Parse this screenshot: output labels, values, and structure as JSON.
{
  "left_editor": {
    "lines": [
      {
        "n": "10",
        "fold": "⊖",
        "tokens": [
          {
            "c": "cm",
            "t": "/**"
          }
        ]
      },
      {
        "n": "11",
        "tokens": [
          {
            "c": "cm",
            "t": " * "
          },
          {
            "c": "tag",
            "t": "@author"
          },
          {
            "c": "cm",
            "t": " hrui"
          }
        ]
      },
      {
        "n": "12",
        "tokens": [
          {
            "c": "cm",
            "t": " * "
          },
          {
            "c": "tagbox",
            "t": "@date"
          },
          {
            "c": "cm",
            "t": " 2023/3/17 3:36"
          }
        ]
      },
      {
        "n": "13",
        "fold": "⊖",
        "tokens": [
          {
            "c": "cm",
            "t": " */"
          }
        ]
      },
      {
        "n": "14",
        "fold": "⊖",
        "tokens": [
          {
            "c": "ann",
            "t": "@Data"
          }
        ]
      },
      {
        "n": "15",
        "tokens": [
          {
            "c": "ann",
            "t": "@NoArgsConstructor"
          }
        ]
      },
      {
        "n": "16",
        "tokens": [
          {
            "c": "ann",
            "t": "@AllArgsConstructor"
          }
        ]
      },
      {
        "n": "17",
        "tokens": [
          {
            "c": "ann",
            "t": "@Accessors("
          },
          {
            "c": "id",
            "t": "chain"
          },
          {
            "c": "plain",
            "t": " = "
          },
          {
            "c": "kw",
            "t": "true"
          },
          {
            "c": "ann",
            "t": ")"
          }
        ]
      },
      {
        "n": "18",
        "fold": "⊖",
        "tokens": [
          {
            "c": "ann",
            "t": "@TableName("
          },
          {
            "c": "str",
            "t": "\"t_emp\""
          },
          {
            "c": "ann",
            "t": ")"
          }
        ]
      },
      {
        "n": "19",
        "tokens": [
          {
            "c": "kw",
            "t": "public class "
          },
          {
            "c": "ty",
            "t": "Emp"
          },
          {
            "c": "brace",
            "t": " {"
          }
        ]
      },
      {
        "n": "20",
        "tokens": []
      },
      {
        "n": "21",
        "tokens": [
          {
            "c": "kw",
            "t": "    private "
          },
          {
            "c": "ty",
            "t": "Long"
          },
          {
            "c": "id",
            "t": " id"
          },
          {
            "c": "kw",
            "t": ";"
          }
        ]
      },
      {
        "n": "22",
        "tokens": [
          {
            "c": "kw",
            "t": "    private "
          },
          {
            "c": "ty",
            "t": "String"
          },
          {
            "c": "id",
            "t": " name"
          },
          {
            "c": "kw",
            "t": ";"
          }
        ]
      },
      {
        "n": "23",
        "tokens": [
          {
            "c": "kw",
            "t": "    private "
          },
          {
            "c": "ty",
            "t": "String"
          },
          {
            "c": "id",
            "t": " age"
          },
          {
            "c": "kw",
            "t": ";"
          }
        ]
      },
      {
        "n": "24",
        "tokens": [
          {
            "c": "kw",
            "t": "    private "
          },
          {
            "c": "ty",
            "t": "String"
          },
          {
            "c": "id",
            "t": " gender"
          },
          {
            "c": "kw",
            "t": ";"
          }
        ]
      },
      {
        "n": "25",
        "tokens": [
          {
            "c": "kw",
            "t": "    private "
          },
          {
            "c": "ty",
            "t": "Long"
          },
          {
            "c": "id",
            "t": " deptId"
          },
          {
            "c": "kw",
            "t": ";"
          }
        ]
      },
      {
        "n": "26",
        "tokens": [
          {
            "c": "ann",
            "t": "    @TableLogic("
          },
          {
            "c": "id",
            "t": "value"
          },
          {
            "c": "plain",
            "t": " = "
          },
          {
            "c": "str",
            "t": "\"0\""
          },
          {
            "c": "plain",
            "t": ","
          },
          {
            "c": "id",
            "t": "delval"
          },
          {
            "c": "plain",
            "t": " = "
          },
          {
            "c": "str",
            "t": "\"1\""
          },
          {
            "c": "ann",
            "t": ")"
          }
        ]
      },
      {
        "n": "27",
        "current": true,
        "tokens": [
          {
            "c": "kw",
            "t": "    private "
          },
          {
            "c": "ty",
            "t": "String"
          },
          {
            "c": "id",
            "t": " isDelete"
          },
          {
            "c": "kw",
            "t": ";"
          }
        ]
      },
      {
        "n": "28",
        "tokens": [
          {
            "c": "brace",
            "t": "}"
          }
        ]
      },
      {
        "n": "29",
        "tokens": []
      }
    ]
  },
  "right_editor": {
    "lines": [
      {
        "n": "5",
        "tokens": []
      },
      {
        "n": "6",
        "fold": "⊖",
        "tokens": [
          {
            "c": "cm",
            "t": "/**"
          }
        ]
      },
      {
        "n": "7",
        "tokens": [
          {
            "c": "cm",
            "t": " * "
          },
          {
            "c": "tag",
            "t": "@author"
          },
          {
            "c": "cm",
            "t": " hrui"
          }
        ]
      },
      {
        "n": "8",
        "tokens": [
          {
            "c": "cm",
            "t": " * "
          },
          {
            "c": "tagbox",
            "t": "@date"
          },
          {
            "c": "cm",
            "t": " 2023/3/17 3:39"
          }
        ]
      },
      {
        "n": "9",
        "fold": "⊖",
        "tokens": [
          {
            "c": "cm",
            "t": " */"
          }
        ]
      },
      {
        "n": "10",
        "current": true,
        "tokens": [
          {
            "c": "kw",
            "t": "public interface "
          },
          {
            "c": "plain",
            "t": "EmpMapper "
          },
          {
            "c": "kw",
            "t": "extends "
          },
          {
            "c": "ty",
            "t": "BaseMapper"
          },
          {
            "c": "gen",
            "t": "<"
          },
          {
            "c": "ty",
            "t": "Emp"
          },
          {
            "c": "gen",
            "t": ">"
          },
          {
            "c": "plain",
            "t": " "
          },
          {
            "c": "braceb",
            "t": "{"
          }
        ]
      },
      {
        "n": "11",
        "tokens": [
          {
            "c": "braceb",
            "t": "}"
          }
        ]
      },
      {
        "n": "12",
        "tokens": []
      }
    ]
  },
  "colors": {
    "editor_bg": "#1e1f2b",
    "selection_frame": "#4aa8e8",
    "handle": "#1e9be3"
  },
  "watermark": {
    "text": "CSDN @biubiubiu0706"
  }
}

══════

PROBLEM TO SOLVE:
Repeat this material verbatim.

SOLUTION TO THIS TASK:
Parse this screenshot: output labels, values, and structure as JSON.
{
  "left_editor": {
    "lines": [
      {
        "n": "10",
        "fold": "⊖",
        "tokens": [
          {
            "c": "cm",
            "t": "/**"
          }
        ]
      },
      {
        "n": "11",
        "tokens": [
          {
            "c": "cm",
            "t": " * "
          },
          {
            "c": "tag",
            "t": "@author"
          },
          {
            "c": "cm",
            "t": " hrui"
          }
        ]
      },
      {
        "n": "12",
        "tokens": [
          {
            "c": "cm",
            "t": " * "
          },
          {
            "c": "tagbox",
            "t": "@date"
          },
          {
            "c": "cm",
            "t": " 2023/3/17 3:36"
          }
        ]
      },
      {
        "n": "13",
        "fold": "⊖",
        "tokens": [
          {
            "c": "cm",
            "t": " */"
          }
        ]
      },
      {
        "n": "14",
        "fold": "⊖",
        "tokens": [
          {
            "c": "ann",
            "t": "@Data"
          }
        ]
      },
      {
        "n": "15",
        "tokens": [
          {
            "c": "ann",
            "t": "@NoArgsConstructor"
          }
        ]
      },
      {
        "n": "16",
        "tokens": [
          {
            "c": "ann",
            "t": "@AllArgsConstructor"
          }
        ]
      },
      {
        "n": "17",
        "tokens": [
          {
            "c": "ann",
            "t": "@Accessors("
          },
          {
            "c": "id",
            "t": "chain"
          },
          {
            "c": "plain",
            "t": " = "
          },
          {
            "c": "kw",
            "t": "true"
          },
          {
            "c": "ann",
            "t": ")"
          }
        ]
      },
      {
        "n": "18",
        "fold": "⊖",
        "tokens": [
          {
            "c": "ann",
            "t": "@TableName("
          },
          {
            "c": "str",
            "t": "\"t_emp\""
          },
          {
            "c": "ann",
            "t": ")"
          }
        ]
      },
      {
        "n": "19",
        "tokens": [
          {
            "c": "kw",
            "t": "public class "
          },
          {
            "c": "ty",
            "t": "Emp"
          },
          {
            "c": "brace",
            "t": " {"
          }
        ]
      },
      {
        "n": "20",
        "tokens": []
      },
      {
        "n": "21",
        "tokens": [
          {
            "c": "kw",
            "t": "    private "
          },
          {
            "c": "ty",
            "t": "Long"
          },
          {
            "c": "id",
            "t": " id"
          },
          {
            "c": "kw",
            "t": ";"
          }
        ]
      },
      {
        "n": "22",
        "tokens": [
          {
            "c": "kw",
            "t": "    private "
          },
          {
            "c": "ty",
            "t": "String"
          },
          {
            "c": "id",
            "t": " name"
          },
          {
            "c": "kw",
            "t": ";"
          }
        ]
      },
      {
        "n": "23",
        "tokens": [
          {
            "c": "kw",
            "t": "    private "
          },
          {
            "c": "ty",
            "t": "String"
          },
          {
            "c": "id",
            "t": " age"
          },
          {
            "c": "kw",
            "t": ";"
          }
        ]
      },
      {
        "n": "24",
        "tokens": [
          {
            "c": "kw",
            "t": "    private "
          },
          {
            "c": "ty",
            "t": "String"
          },
          {
            "c": "id",
            "t": " gender"
          },
          {
            "c": "kw",
            "t": ";"
          }
        ]
      },
      {
        "n": "25",
        "tokens": [
          {
            "c": "kw",
            "t": "    private "
          },
          {
            "c": "ty",
            "t": "Long"
          },
          {
            "c": "id",
            "t": " deptId"
          },
          {
            "c": "kw",
            "t": ";"
          }
        ]
      },
      {
        "n": "26",
        "tokens": [
          {
            "c": "ann",
            "t": "    @TableLogic("
          },
          {
            "c": "id",
            "t": "value"
          },
          {
            "c": "plain",
            "t": " = "
          },
          {
            "c": "str",
            "t": "\"0\""
          },
          {
            "c": "plain",
            "t": ","
          },
          {
            "c": "id",
            "t": "delval"
          },
          {
            "c": "plain",
            "t": " = "
          },
          {
            "c": "str",
            "t": "\"1\""
          },
          {
            "c": "ann",
            "t": ")"
          }
        ]
      },
      {
        "n": "27",
        "current": true,
        "tokens": [
          {
            "c": "kw",
            "t": "    private "
          },
          {
            "c": "ty",
            "t": "String"
          },
          {
            "c": "id",
            "t": " isDelete"
          },
          {
            "c": "kw",
            "t": ";"
          }
        ]
      },
      {
        "n": "28",
        "tokens": [
          {
            "c": "brace",
            "t": "}"
          }
        ]
      },
      {
        "n": "29",
        "tokens": []
      }
    ]
  },
  "right_editor": {
    "lines": [
      {
        "n": "5",
        "tokens": []
      },
      {
        "n": "6",
        "fold": "⊖",
        "tokens": [
          {
            "c": "cm",
            "t": "/**"
          }
        ]
      },
      {
        "n": "7",
        "tokens": [
          {
            "c": "cm",
            "t": " * "
          },
          {
            "c": "tag",
            "t": "@author"
          },
          {
            "c": "cm",
            "t": " hrui"
          }
        ]
      },
      {
        "n": "8",
        "tokens": [
          {
            "c": "cm",
            "t": " * "
          },
          {
            "c": "tagbox",
            "t": "@date"
          },
          {
            "c": "cm",
            "t": " 2023/3/17 3:39"
          }
        ]
      },
      {
        "n": "9",
        "fold": "⊖",
        "tokens": [
          {
            "c": "cm",
            "t": " */"
          }
        ]
      },
      {
        "n": "10",
        "current": true,
        "tokens": [
          {
            "c": "kw",
            "t": "public interface "
          },
          {
            "c": "plain",
            "t": "EmpMapper "
          },
          {
            "c": "kw",
            "t": "extends "
          },
          {
            "c": "ty",
            "t": "BaseMapper"
          },
          {
            "c": "gen",
            "t": "<"
          },
          {
            "c": "ty",
            "t": "Emp"
          },
          {
            "c": "gen",
            "t": ">"
          },
          {
            "c": "plain",
            "t": " "
          },
          {
            "c": "braceb",
            "t": "{"
          }
        ]
      },
      {
        "n": "11",
        "tokens": [
          {
            "c": "braceb",
            "t": "}"
          }
        ]
      },
      {
        "n": "12",
        "tokens": []
      }
    ]
  },
  "colors": {
    "editor_bg": "#1e1f2b",
    "selection_frame": "#4aa8e8",
    "handle": "#1e9be3"
  },
  "watermark": {
    "text": "CSDN @biubiubiu0706"
  }
}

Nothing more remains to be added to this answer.